EU feed industry on edge as it awaits approval of eight GM crops

By Jane Byrne

- Last updated on GMT

EU feed industry on edge as it awaits approval of eight GM crops

Related tags European union Agriculture

Huge disruption to feed grain trade and subsequent price hikes would follow if the EU regulator does not approve eight genetically modified (GM) crops before the summer recess, say trade groups.

In order to give legal certainty to feed and food businesses, the EU Commission needs to complete the authorization procedure for the cereal crops, through a vote at the Commission College meeting on 25 July, said feed maker representatives, FEFAC, in a joint call with cereals and oilseed trade groups, COCERAL and FEDIOL, this week. 

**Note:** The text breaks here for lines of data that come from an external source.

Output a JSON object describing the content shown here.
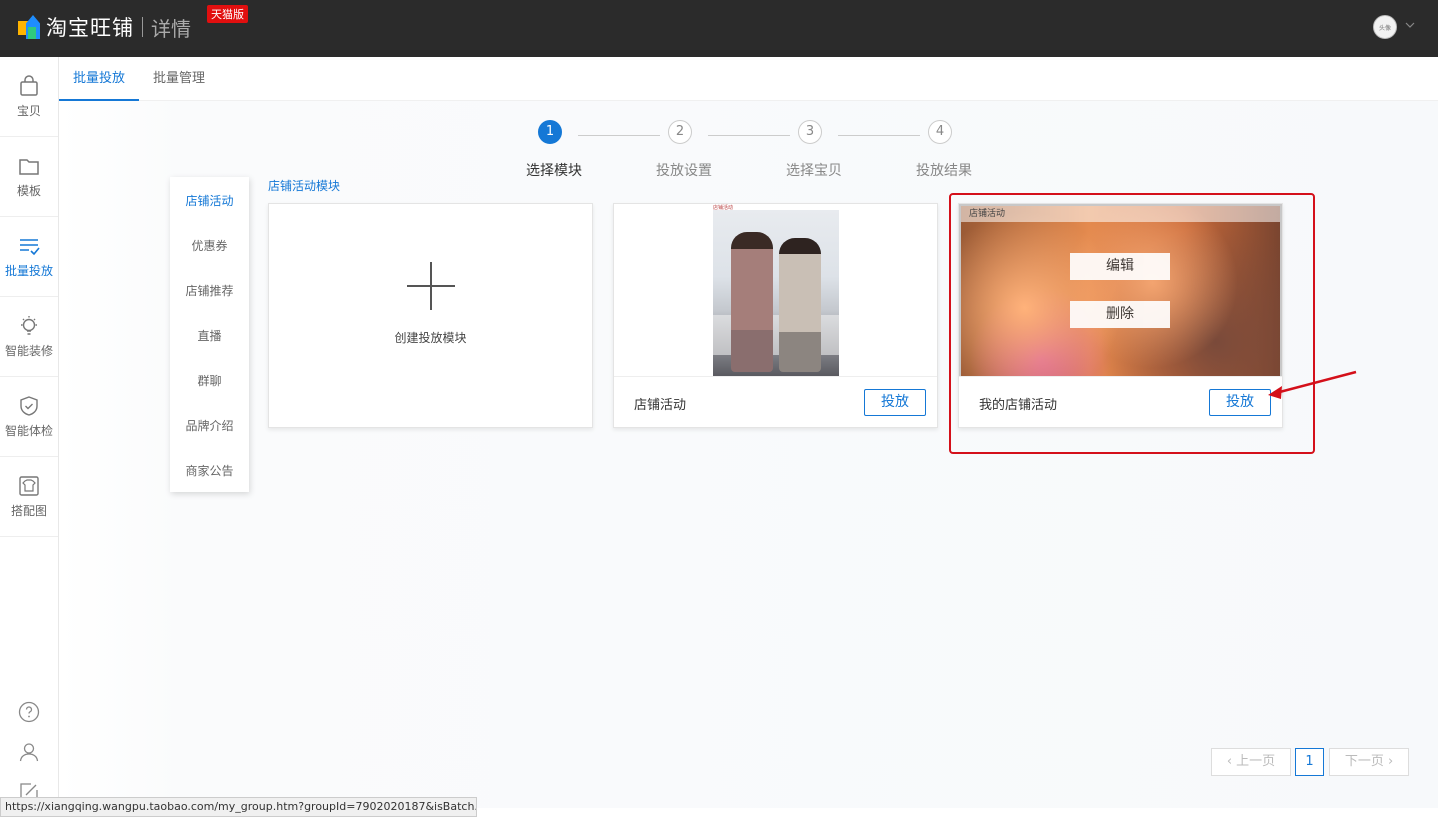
{
  "header": {
    "logo_text": "淘宝旺铺",
    "logo_sub": "详情",
    "badge": "天猫版",
    "avatar_text": "头像"
  },
  "leftnav": {
    "items": [
      {
        "label": "宝贝",
        "icon": "bag-icon"
      },
      {
        "label": "模板",
        "icon": "folder-icon"
      },
      {
        "label": "批量投放",
        "icon": "list-check-icon",
        "active": true
      },
      {
        "label": "智能装修",
        "icon": "lightbulb-icon"
      },
      {
        "label": "智能体检",
        "icon": "shield-check-icon"
      },
      {
        "label": "搭配图",
        "icon": "shirt-icon"
      }
    ]
  },
  "tabs": [
    {
      "label": "批量投放",
      "active": true
    },
    {
      "label": "批量管理",
      "active": false
    }
  ],
  "steps": [
    {
      "num": "1",
      "label": "选择模块",
      "active": true
    },
    {
      "num": "2",
      "label": "投放设置",
      "active": false
    },
    {
      "num": "3",
      "label": "选择宝贝",
      "active": false
    },
    {
      "num": "4",
      "label": "投放结果",
      "active": false
    }
  ],
  "categories": [
    {
      "label": "店铺活动",
      "active": true
    },
    {
      "label": "优惠券"
    },
    {
      "label": "店铺推荐"
    },
    {
      "label": "直播"
    },
    {
      "label": "群聊"
    },
    {
      "label": "品牌介绍"
    },
    {
      "label": "商家公告"
    }
  ],
  "section_title": "店铺活动模块",
  "create_card": {
    "label": "创建投放模块"
  },
  "cards": [
    {
      "title": "店铺活动",
      "button": "投放",
      "thumb_tag": "店铺活动"
    },
    {
      "title": "我的店铺活动",
      "button": "投放",
      "thumb_header": "店铺活动",
      "edit_label": "编辑",
      "delete_label": "删除"
    }
  ],
  "pagination": {
    "prev": "上一页",
    "current": "1",
    "next": "下一页"
  },
  "statusbar": {
    "url": "https://xiangqing.wangpu.taobao.com/my_group.htm?groupId=7902020187&isBatch..."
  },
  "colors": {
    "accent": "#1578d6",
    "highlight": "#d4101a",
    "topbar": "#2b2b2b",
    "badge": "#e10f0f"
  }
}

A spokesperson for FEFAC told us: “There will be significant interruption to the supply of feedstuffs [maize, soybeans and oilseeds] to the EU, without this timely approval, due to traces of these [as yet unauthorized] crops in other sanctioned GM or non GM feedstuffs after the US harvest in October." 

The EU depends on imports from the US, Brazil and Argentina to cover 70% of its protein ingredients for feed for livestock.

Positive EFSA opinion

The eight GM crops have already successfully passed the European Food Safety Authority’s (EFSA) risk assessment process.  They are now awaiting formal approval by the EC and include the following: 

  • Maize MON 87460
  • Rapeseed GT 73
  • Soybean 305423
  • Soybean MON87708
  • Soybean MON87705
  • Soybean BPS-CV127-9
  • Maize T25  
  • Cotton T304-40 

The competitiveness of the EU feed and meat industry will be seriously compromised if approval doesn’t come through next week, said the FEFAC representative, as the subsequent restrictions in the supply of protein inputs will inevitably result in higher feed and livestock prices:

"The Commission College assembly is the last chance to formally complete the authorization procedure before the summer."

But considering the political ramifications around GM issues, he said, there is no guarantee of the crops in question being sanctioned this month. 

Codex guidelines for GM presence

FEFAC, speaking to this publication in May, said the EU needs to develop a true low level GM presence policy based on global Codex guidelines for crop imports to avoid future serious market disruptions in the face of the fast expanding global GM pipeline. 

The extent of GM adoption globally is increasing annually; the area of GM cultivated worldwide in 2010 accounted for 148 million hectares, according to the International Service for the Acquisition of Agri-biotech Applications (ISAAA).

"From a strategic food security perspective, there is an urgent need to ensure the predictable implementation of the EU approval procedure of new GM events for imports, while setting a workable low level presence threshold for the adventitious presence of GM events still awaiting formal approval,”​ said FEFAC in a report​.

Related topics Regulation Europe Certification Grains

Related news

Show more

Related product

Stay ahead of the animal feed production curve

Stay ahead of the animal feed production curve

Content provided by FoodChain ID | 03-May-2024 | White Paper

At every stage of animal feed production, from the receipt of raw materials to the end customer, confidence in feed is critical.

Related suppliers


Fracking and GMOs are the future for Europe

Posted by Mischa Popoff,

When will European policy makers wake up and realize that their very future depends on embracing fracking and genetic engineering? Failing that, they will most-assuredly lose the Cold War to the Soviets almost a quarter century after the Soviet Union collapsed.

Report abuse

Let them eat Russian grain?

Posted by First Officer,

I'm sure strongman Putin will be happy to control their food supply for them. Gazprom can send the grain via their pipelines during the times they'll cut off the gas to the EU.

Report abuse

Follow us


View more